[Task requirements]: Determine how many lines in the material below contain the word "JSON", and give that number without comment.

[Supplied records]:
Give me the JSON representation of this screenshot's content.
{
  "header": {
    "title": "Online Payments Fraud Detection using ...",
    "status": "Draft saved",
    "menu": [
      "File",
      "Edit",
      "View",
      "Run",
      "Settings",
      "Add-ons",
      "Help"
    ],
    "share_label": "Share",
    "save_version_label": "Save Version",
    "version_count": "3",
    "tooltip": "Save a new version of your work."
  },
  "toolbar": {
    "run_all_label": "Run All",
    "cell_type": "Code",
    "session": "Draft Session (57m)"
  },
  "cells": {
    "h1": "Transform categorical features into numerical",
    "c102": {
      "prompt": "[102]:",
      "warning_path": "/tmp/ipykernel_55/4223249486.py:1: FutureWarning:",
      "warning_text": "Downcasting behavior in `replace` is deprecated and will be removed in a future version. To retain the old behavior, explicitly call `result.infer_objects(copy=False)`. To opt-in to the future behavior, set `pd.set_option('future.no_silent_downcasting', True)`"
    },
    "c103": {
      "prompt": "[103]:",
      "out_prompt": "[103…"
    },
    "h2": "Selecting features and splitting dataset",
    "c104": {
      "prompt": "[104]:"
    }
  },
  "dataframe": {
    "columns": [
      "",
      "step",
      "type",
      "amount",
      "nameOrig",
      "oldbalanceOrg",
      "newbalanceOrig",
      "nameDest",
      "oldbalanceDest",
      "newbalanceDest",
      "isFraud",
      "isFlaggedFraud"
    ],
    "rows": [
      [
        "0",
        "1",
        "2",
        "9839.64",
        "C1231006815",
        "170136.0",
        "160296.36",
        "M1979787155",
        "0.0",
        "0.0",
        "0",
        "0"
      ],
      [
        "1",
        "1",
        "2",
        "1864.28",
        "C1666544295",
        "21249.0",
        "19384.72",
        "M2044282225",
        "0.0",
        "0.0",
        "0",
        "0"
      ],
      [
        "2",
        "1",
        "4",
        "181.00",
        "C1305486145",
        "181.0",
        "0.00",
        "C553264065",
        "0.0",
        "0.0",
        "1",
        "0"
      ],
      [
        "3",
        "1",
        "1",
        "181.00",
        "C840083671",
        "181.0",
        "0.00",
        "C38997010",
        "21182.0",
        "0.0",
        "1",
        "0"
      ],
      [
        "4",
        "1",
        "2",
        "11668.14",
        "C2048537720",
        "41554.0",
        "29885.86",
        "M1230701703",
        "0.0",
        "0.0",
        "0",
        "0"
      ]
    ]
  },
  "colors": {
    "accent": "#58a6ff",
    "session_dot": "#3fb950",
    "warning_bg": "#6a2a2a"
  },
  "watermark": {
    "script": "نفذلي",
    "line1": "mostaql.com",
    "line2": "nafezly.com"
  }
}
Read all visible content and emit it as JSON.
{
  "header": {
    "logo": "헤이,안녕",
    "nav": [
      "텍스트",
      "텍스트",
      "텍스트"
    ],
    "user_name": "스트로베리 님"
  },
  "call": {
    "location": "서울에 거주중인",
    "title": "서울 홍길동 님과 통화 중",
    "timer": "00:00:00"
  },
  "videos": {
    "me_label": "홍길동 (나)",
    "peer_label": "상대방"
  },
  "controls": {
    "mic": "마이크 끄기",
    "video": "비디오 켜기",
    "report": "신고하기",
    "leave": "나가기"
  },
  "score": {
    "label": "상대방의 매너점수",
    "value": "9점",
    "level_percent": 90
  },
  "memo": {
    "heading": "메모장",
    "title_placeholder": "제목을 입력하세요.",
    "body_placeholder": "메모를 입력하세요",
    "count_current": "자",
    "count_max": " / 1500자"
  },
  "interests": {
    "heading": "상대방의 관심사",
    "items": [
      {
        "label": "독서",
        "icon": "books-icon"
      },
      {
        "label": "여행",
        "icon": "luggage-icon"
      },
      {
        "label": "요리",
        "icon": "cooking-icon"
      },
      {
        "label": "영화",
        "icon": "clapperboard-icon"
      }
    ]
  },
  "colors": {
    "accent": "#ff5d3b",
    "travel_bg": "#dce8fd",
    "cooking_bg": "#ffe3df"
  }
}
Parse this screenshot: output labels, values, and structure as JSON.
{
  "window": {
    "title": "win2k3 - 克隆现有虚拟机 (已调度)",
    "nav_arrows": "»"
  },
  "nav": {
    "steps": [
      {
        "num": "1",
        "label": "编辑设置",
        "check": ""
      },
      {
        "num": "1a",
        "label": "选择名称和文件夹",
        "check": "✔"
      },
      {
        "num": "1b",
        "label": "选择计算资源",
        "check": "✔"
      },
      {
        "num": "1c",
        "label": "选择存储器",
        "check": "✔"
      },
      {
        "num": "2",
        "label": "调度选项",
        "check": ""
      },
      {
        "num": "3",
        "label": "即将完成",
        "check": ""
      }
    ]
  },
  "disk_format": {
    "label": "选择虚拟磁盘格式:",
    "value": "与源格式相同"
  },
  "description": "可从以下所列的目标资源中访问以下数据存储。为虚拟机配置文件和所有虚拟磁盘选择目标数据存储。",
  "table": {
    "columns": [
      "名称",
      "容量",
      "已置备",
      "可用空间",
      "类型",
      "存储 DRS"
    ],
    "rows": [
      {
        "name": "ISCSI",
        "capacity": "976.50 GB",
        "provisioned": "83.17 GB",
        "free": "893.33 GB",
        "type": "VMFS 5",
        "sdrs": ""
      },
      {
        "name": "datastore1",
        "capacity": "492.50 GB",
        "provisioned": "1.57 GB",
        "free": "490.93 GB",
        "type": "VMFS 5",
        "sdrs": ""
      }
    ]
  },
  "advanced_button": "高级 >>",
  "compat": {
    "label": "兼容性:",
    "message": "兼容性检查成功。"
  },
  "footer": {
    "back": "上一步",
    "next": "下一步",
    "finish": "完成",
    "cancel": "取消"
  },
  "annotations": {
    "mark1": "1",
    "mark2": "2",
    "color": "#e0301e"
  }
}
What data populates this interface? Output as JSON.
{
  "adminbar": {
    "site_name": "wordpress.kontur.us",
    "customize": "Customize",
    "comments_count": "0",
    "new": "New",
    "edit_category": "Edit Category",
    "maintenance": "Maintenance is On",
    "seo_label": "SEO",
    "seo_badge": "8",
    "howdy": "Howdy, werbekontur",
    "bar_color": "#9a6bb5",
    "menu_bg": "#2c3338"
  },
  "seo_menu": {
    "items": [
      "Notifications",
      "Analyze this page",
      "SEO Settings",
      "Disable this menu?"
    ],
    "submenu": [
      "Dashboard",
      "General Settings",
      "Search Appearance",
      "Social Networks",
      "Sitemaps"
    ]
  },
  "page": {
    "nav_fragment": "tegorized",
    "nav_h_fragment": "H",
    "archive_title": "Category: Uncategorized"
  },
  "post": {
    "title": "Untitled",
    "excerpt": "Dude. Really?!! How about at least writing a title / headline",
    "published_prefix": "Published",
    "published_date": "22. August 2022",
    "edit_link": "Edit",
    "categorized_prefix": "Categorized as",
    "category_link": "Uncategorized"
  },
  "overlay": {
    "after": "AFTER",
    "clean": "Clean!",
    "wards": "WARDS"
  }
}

[Output of the task]: 4